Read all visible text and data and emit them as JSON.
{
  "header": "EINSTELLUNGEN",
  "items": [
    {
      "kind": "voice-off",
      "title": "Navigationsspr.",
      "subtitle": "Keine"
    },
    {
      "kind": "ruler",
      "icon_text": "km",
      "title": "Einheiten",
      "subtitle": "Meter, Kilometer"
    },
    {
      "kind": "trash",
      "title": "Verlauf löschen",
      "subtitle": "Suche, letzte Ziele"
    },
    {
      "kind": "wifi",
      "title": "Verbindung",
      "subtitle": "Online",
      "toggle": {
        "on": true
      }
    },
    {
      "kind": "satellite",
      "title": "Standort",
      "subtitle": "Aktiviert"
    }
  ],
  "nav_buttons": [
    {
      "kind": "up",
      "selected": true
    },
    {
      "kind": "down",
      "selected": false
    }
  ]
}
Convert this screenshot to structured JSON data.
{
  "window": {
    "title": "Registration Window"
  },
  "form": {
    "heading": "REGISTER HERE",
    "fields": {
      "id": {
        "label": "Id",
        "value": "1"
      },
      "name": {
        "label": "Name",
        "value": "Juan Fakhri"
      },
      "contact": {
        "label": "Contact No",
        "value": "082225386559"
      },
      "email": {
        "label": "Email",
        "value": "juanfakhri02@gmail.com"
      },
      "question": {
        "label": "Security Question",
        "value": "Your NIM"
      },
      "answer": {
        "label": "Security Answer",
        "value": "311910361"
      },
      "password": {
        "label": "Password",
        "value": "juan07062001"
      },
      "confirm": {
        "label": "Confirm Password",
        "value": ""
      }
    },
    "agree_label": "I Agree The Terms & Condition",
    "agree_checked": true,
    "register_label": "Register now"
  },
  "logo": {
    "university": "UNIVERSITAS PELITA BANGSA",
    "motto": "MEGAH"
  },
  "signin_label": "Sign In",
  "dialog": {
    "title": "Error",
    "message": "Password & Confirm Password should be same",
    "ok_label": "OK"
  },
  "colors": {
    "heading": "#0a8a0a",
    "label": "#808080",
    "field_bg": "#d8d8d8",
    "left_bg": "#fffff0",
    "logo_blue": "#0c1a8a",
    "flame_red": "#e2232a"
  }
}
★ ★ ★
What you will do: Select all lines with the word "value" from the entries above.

Solution below:
        "value": "1"
        "value": "Juan Fakhri"
        "value": "082225386559"
        "value": "juanfakhri02@gmail.com"
        "value": "Your NIM"
        "value": "311910361"
        "value": "juan07062001"
        "value": ""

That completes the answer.